Only the lines that include "this" should be copied from the data below.

Dataset records
'''
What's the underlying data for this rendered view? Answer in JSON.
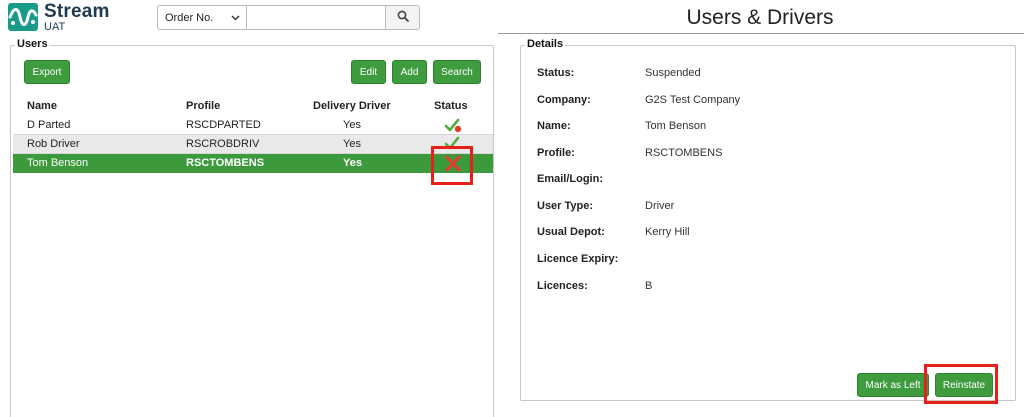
{
  "app": {
    "logo_title": "Stream",
    "logo_subtitle": "UAT",
    "page_title": "Users & Drivers",
    "brand_color": "#1a9b8a"
  },
  "search": {
    "select_value": "Order No.",
    "input_value": "",
    "button_icon": "search-icon"
  },
  "users": {
    "legend": "Users",
    "buttons": {
      "export": "Export",
      "edit": "Edit",
      "add": "Add",
      "search": "Search"
    },
    "columns": [
      "Name",
      "Profile",
      "Delivery Driver",
      "Status"
    ],
    "rows": [
      {
        "name": "D Parted",
        "profile": "RSCDPARTED",
        "delivery_driver": "Yes",
        "status_icon": "active-check-icon"
      },
      {
        "name": "Rob Driver",
        "profile": "RSCROBDRIV",
        "delivery_driver": "Yes",
        "status_icon": "active-check-icon"
      },
      {
        "name": "Tom Benson",
        "profile": "RSCTOMBENS",
        "delivery_driver": "Yes",
        "status_icon": "suspended-x-icon",
        "selected": true
      }
    ]
  },
  "details": {
    "legend": "Details",
    "fields": [
      {
        "label": "Status:",
        "value": "Suspended"
      },
      {
        "label": "Company:",
        "value": "G2S Test Company"
      },
      {
        "label": "Name:",
        "value": "Tom Benson"
      },
      {
        "label": "Profile:",
        "value": "RSCTOMBENS"
      },
      {
        "label": "Email/Login:",
        "value": ""
      },
      {
        "label": "User Type:",
        "value": "Driver"
      },
      {
        "label": "Usual Depot:",
        "value": "Kerry Hill"
      },
      {
        "label": "Licence Expiry:",
        "value": ""
      },
      {
        "label": "Licences:",
        "value": "B"
      }
    ],
    "buttons": {
      "mark_as_left": "Mark as Left",
      "reinstate": "Reinstate"
    }
  },
  "colors": {
    "accent_green": "#3e9b3e",
    "selected_row": "#3c9a3c",
    "highlight_red": "#e8201a"
  }
}
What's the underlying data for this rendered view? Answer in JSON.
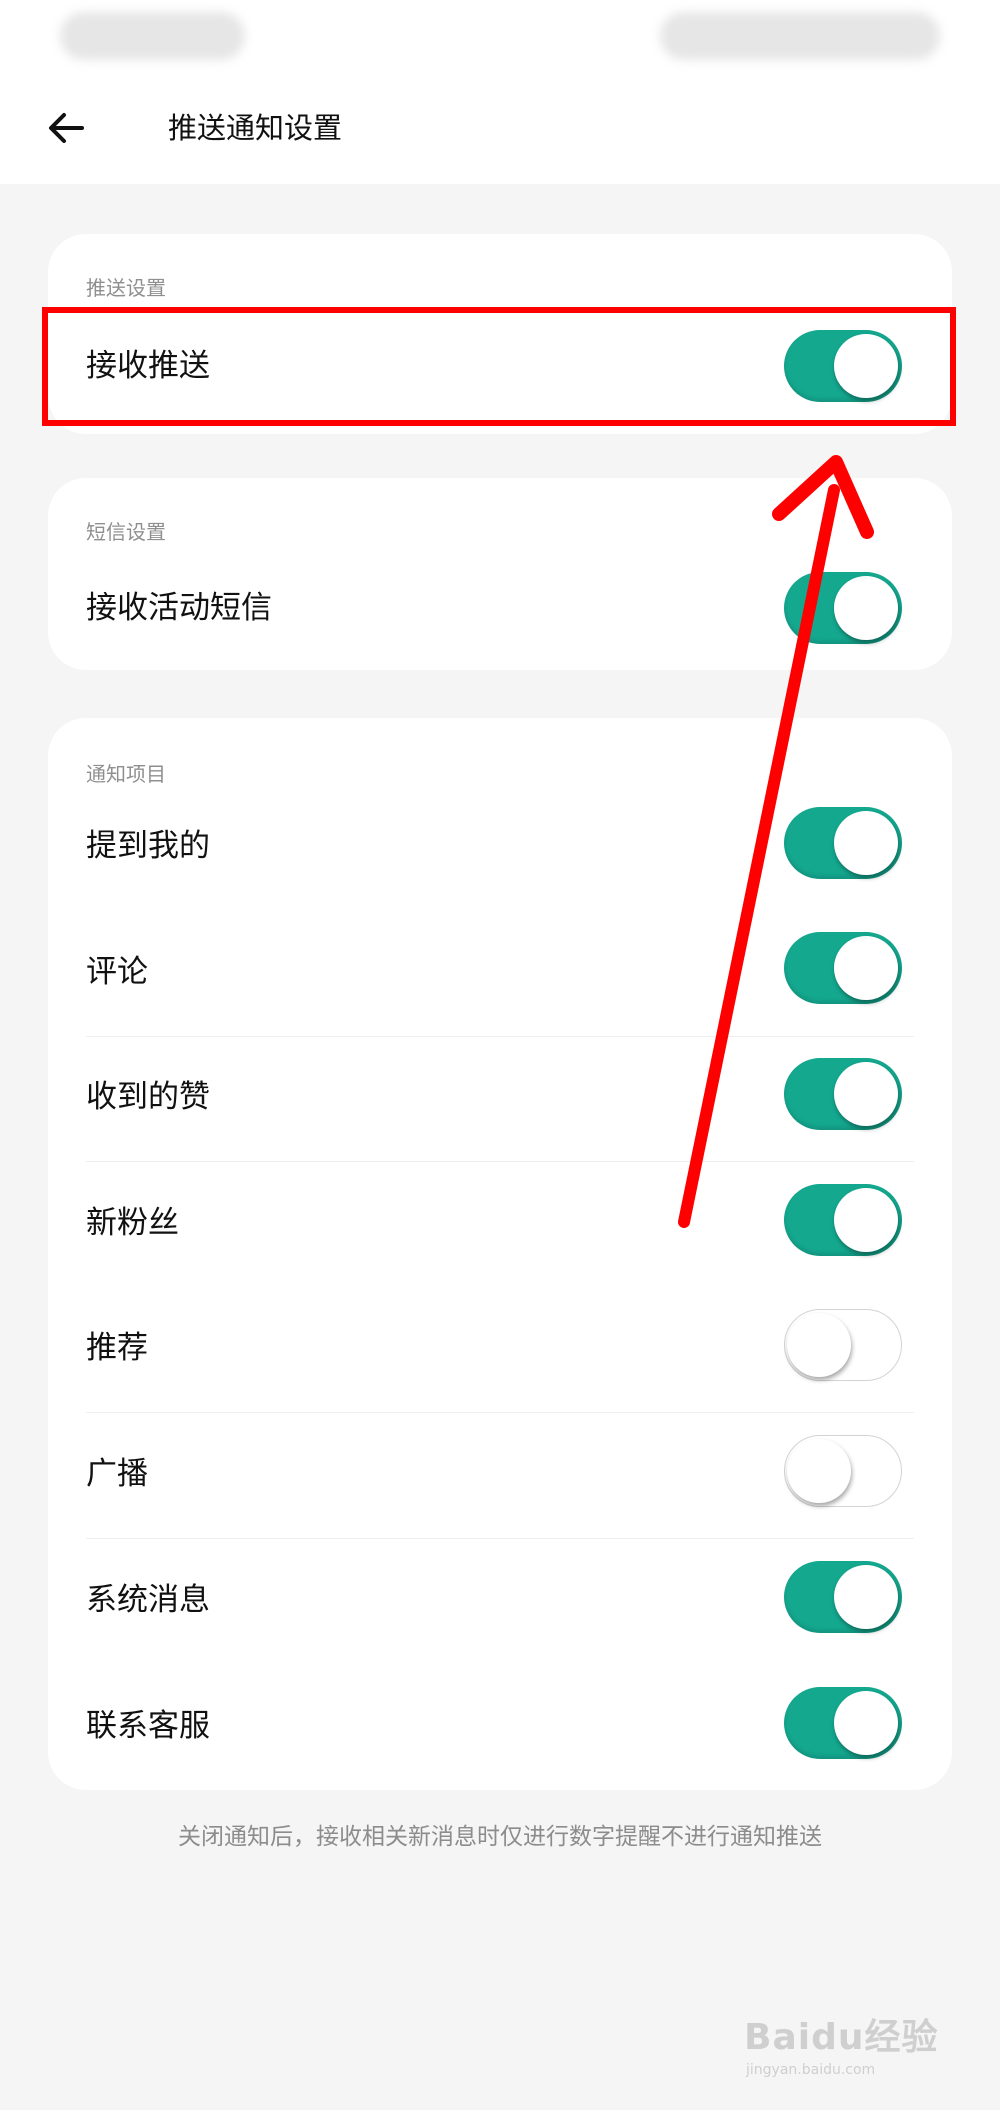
{
  "header": {
    "title": "推送通知设置"
  },
  "push_settings": {
    "section_label": "推送设置",
    "items": [
      {
        "label": "接收推送",
        "on": true
      }
    ]
  },
  "sms_settings": {
    "section_label": "短信设置",
    "items": [
      {
        "label": "接收活动短信",
        "on": true
      }
    ]
  },
  "notification_items": {
    "section_label": "通知项目",
    "items": [
      {
        "label": "提到我的",
        "on": true
      },
      {
        "label": "评论",
        "on": true
      },
      {
        "label": "收到的赞",
        "on": true
      },
      {
        "label": "新粉丝",
        "on": true
      },
      {
        "label": "推荐",
        "on": false
      },
      {
        "label": "广播",
        "on": false
      },
      {
        "label": "系统消息",
        "on": true
      },
      {
        "label": "联系客服",
        "on": true
      }
    ]
  },
  "footnote": "关闭通知后，接收相关新消息时仅进行数字提醒不进行通知推送",
  "watermark": {
    "brand": "Baidu经验",
    "sub": "jingyan.baidu.com"
  },
  "colors": {
    "toggle_on": "#14a88f",
    "annotation": "#ff0000",
    "background": "#f5f5f5"
  },
  "icons": {
    "back": "arrow-left-icon"
  }
}
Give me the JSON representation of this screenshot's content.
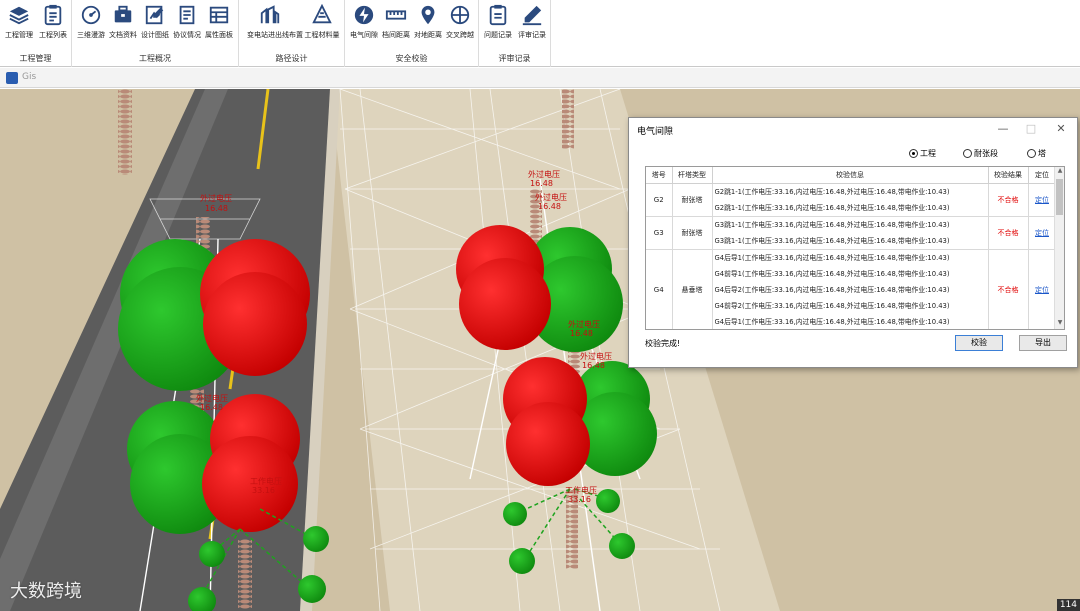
{
  "ribbon": {
    "groups": [
      {
        "label": "工程管理",
        "buttons": [
          {
            "label": "工程管理",
            "icon": "layers-icon"
          },
          {
            "label": "工程列表",
            "icon": "clipboard-list-icon"
          }
        ]
      },
      {
        "label": "工程概况",
        "buttons": [
          {
            "label": "三维漫游",
            "icon": "dashboard-icon"
          },
          {
            "label": "文档资料",
            "icon": "briefcase-icon"
          },
          {
            "label": "设计图纸",
            "icon": "drawing-icon"
          },
          {
            "label": "协议情况",
            "icon": "document-icon"
          },
          {
            "label": "属性面板",
            "icon": "panel-icon"
          }
        ]
      },
      {
        "label": "路径设计",
        "buttons": [
          {
            "label": "变电站进出线布置",
            "icon": "substation-icon"
          },
          {
            "label": "工程材料量",
            "icon": "material-icon"
          }
        ]
      },
      {
        "label": "安全校验",
        "buttons": [
          {
            "label": "电气间隙",
            "icon": "electric-icon"
          },
          {
            "label": "档间距离",
            "icon": "ruler-icon"
          },
          {
            "label": "对地距离",
            "icon": "map-pin-icon"
          },
          {
            "label": "交叉跨越",
            "icon": "crosshair-icon"
          }
        ]
      },
      {
        "label": "评审记录",
        "buttons": [
          {
            "label": "问题记录",
            "icon": "problem-record-icon"
          },
          {
            "label": "评审记录",
            "icon": "pen-icon"
          }
        ]
      }
    ]
  },
  "gis_window": {
    "title": "Gis"
  },
  "scene": {
    "labels": [
      "外过电压",
      "16.48",
      "外过电压",
      "16.48",
      "外过电压",
      "16.48",
      "外过电压",
      "16.48",
      "外过电压",
      "16.48",
      "外过电压",
      "16.48",
      "工作电压",
      "33.16",
      "工作电压",
      "33.16"
    ],
    "watermark": "大数跨境",
    "corner_number": "114"
  },
  "dialog": {
    "title": "电气间隙",
    "radios": [
      {
        "label": "工程",
        "checked": true
      },
      {
        "label": "耐张段",
        "checked": false
      },
      {
        "label": "塔",
        "checked": false
      }
    ],
    "columns": [
      "塔号",
      "杆塔类型",
      "校验信息",
      "校验结果",
      "定位"
    ],
    "rows": [
      {
        "tower": "G2",
        "type": "耐张塔",
        "info": [
          "G2跳1-1(工作电压:33.16,内过电压:16.48,外过电压:16.48,带电作业:10.43)",
          "G2跳1-1(工作电压:33.16,内过电压:16.48,外过电压:16.48,带电作业:10.43)"
        ],
        "result": "不合格",
        "locate": "定位"
      },
      {
        "tower": "G3",
        "type": "耐张塔",
        "info": [
          "G3跳1-1(工作电压:33.16,内过电压:16.48,外过电压:16.48,带电作业:10.43)",
          "G3跳1-1(工作电压:33.16,内过电压:16.48,外过电压:16.48,带电作业:10.43)"
        ],
        "result": "不合格",
        "locate": "定位"
      },
      {
        "tower": "G4",
        "type": "悬垂塔",
        "info": [
          "G4后导1(工作电压:33.16,内过电压:16.48,外过电压:16.48,带电作业:10.43)",
          "G4前导1(工作电压:33.16,内过电压:16.48,外过电压:16.48,带电作业:10.43)",
          "G4后导2(工作电压:33.16,内过电压:16.48,外过电压:16.48,带电作业:10.43)",
          "G4前导2(工作电压:33.16,内过电压:16.48,外过电压:16.48,带电作业:10.43)",
          "G4后导1(工作电压:33.16,内过电压:16.48,外过电压:16.48,带电作业:10.43)"
        ],
        "result": "不合格",
        "locate": "定位"
      }
    ],
    "status": "校验完成!",
    "buttons": {
      "verify": "校验",
      "export": "导出"
    },
    "window_controls": {
      "minimize": "—",
      "maximize": "□",
      "close": "✕"
    }
  },
  "colors": {
    "fail": "#e00000",
    "link": "#1a56c9",
    "sphere_red": "#e60000",
    "sphere_green": "#1aa31a",
    "ground": "#c9b99a",
    "road": "#5a5a5a"
  }
}
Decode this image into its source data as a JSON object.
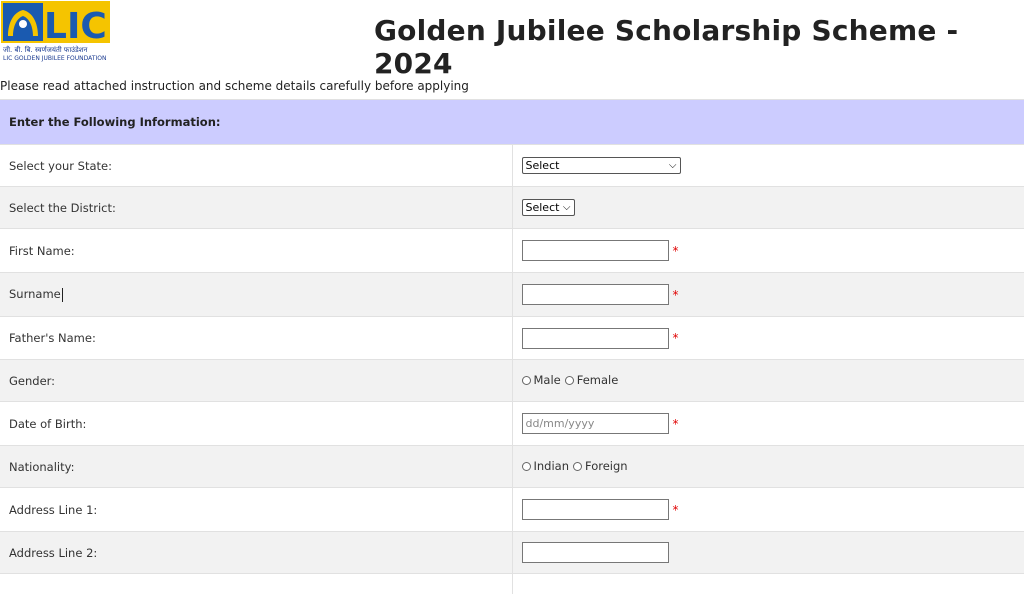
{
  "header": {
    "logo_text": "LIC",
    "logo_hindi": "जी. बी. बि. स्वर्णजयंती फाउंडेशन",
    "logo_foundation": "LIC GOLDEN JUBILEE FOUNDATION",
    "title": "Golden Jubilee Scholarship Scheme - 2024"
  },
  "instruction": "Please read attached instruction and scheme details carefully before applying",
  "form": {
    "heading": "Enter the Following Information:",
    "state": {
      "label": "Select your State:",
      "value": "Select"
    },
    "district": {
      "label": "Select the District:",
      "value": "Select"
    },
    "first_name": {
      "label": "First Name:",
      "value": ""
    },
    "surname": {
      "label": "Surname",
      "value": ""
    },
    "father_name": {
      "label": "Father's Name:",
      "value": ""
    },
    "gender": {
      "label": "Gender:",
      "options": [
        "Male",
        "Female"
      ]
    },
    "dob": {
      "label": "Date of Birth:",
      "placeholder": "dd/mm/yyyy"
    },
    "nationality": {
      "label": "Nationality:",
      "options": [
        "Indian",
        "Foreign"
      ]
    },
    "address1": {
      "label": "Address Line 1:",
      "value": ""
    },
    "address2": {
      "label": "Address Line 2:",
      "value": ""
    },
    "required_mark": "*"
  },
  "colors": {
    "header_row_bg": "#ccccff",
    "stripe_bg": "#f2f2f2",
    "required": "#e00000",
    "logo_blue": "#1a5ab0",
    "logo_yellow": "#f5c400"
  }
}
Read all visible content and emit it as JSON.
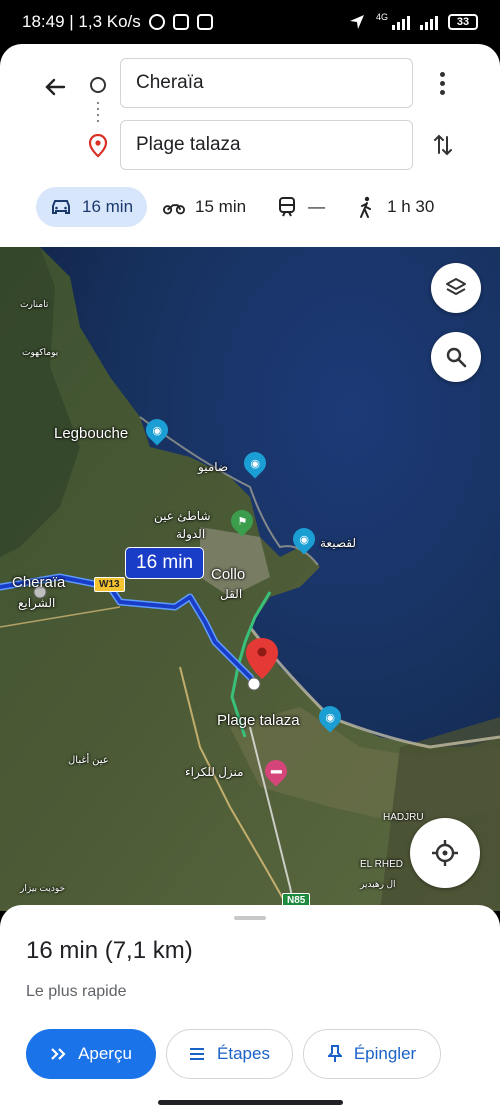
{
  "status_bar": {
    "time_speed": "18:49 | 1,3 Ko/s",
    "network_tag": "4G",
    "battery": "33"
  },
  "directions": {
    "origin": "Cheraïa",
    "destination": "Plage talaza"
  },
  "modes": [
    {
      "name": "car",
      "label": "16 min",
      "active": true
    },
    {
      "name": "motorbike",
      "label": "15 min",
      "active": false
    },
    {
      "name": "transit",
      "label": "—",
      "active": false
    },
    {
      "name": "walk",
      "label": "1 h 30",
      "active": false
    }
  ],
  "map": {
    "route_badge": "16 min",
    "road_w13": "W13",
    "road_n85": "N85",
    "labels": {
      "cheraia": "Cheraïa",
      "cheraia_ar": "الشرايع",
      "legbouche": "Legbouche",
      "dhamiou": "ضاميو",
      "chatt_ain": "شاطئ عين",
      "dawla": "الدولة",
      "collo": "Collo",
      "collo_ar": "القل",
      "qasia": "لقصيعة",
      "plage_talaza": "Plage talaza",
      "manzil": "منزل للكراء",
      "ain_aghbal": "عين أغبال",
      "boumakhout": "بوماكهوت",
      "tamnajat": "تامنارت",
      "hadjr": "HADJRU",
      "el_rhed": "EL RHED",
      "rhedir": "ال رهيدير",
      "khoudiyet": "خوديت بيزار"
    }
  },
  "sheet": {
    "summary": "16 min (7,1 km)",
    "subtitle": "Le plus rapide",
    "buttons": {
      "overview": "Aperçu",
      "steps": "Étapes",
      "pin": "Épingler"
    }
  },
  "colors": {
    "route": "#1a3dc8",
    "accent": "#1a73e8",
    "active_mode_bg": "#d8e6fb"
  }
}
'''
#### Answer area:
What's the underlying data for this rendered view? Answer in JSON.
What's the underlying data for this rendered view? Answer in JSON.
Give me the JSON representation of this screenshot's content.
Decode this image into its source data as a JSON object.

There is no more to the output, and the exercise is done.